The figure for last August is 400,000 higher than a previously published estimate in January 2014, the Office for National Statistics said.
The number of people saying they were employed on zero-hours contracts in their main job was 697,000 in the quarter to December, up from 586,000 in the same period in 2013.
Around a third of people on zero-hours contracts want more hours, the ONS report said.
Zero-hours contracts - which allow employers to hire staff without a guarantee of a minimum number of hours - have been criticised as failing to provide enough job security or financial stability.
The ONS warned that the increase could be due to a greater awareness of the contracts.
Wonga has announced restructuring which expected to lead to the loss of 325 jobs.
The payday lender currently employs around 950 people and said the losses come as it aims to, "refocus on its consumer businesses."
Wonga can no longer sustain its high cost base which must be significantly reduced to reflect our evolving business and market. Regrettably, this means we’ve had to take tough but necessary decisions about the size of our workforce. We appreciate how difficult this period will be for all of our colleagues and we’ll support them throughout the consultation process.

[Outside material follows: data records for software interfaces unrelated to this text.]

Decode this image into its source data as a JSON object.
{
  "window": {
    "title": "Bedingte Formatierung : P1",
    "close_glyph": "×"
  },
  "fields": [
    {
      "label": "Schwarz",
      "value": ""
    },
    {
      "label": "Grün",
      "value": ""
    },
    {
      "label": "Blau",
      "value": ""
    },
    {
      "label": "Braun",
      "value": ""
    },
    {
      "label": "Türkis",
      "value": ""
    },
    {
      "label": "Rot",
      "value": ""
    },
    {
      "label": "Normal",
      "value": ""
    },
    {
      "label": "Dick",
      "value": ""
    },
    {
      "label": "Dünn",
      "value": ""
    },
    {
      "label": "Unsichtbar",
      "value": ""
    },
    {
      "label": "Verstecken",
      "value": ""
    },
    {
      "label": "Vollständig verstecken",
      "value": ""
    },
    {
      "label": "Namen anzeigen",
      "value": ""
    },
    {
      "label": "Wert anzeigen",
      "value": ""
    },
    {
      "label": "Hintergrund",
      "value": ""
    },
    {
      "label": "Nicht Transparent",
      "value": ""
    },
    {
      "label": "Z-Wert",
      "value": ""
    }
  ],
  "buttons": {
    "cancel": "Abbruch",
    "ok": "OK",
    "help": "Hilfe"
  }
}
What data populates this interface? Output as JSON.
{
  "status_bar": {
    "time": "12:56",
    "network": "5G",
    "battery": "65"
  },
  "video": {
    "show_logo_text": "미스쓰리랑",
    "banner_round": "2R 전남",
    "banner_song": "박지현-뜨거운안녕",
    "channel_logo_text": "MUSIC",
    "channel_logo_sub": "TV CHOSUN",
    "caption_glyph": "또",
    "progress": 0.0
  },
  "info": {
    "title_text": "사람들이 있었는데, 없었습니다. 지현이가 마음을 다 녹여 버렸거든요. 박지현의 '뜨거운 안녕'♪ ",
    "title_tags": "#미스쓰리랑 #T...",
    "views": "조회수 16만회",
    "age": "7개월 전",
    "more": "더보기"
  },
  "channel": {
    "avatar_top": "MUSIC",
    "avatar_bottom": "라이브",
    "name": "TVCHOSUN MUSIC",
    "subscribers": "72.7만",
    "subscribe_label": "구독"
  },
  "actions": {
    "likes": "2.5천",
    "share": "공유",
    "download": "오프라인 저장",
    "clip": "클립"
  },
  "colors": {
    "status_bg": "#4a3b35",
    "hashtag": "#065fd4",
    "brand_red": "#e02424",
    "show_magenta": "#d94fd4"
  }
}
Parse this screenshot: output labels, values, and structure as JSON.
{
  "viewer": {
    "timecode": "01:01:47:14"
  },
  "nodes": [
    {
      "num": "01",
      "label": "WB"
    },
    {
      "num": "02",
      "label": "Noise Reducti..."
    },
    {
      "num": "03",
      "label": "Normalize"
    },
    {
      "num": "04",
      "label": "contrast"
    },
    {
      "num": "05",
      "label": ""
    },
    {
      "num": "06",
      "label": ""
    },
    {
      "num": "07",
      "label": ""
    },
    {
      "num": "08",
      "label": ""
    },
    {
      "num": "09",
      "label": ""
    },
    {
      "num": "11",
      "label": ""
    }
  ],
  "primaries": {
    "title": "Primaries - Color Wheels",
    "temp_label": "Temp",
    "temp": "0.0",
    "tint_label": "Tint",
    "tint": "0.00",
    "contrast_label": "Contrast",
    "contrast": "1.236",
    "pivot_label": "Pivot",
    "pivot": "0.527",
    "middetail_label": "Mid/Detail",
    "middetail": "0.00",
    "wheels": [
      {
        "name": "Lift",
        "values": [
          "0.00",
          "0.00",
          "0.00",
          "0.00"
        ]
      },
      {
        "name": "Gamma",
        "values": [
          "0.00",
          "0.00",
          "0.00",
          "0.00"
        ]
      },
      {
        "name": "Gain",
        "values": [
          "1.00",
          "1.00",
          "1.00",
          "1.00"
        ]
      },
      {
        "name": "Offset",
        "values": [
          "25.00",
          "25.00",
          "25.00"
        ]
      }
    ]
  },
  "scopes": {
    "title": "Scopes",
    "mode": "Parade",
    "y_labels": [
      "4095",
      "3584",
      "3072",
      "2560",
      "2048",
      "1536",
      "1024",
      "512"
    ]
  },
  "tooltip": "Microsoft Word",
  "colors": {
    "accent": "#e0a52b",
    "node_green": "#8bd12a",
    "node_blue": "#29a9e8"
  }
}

325 jobs are to go at Wonga as part of "a restructuring and cost reduction programme".
The move is hoped to save the company £25 million over the next two years. Wonga said costs at the company tripled between 2012-2014.
There will now be a 30 day consultation period for those who are at risk of losing their jobs.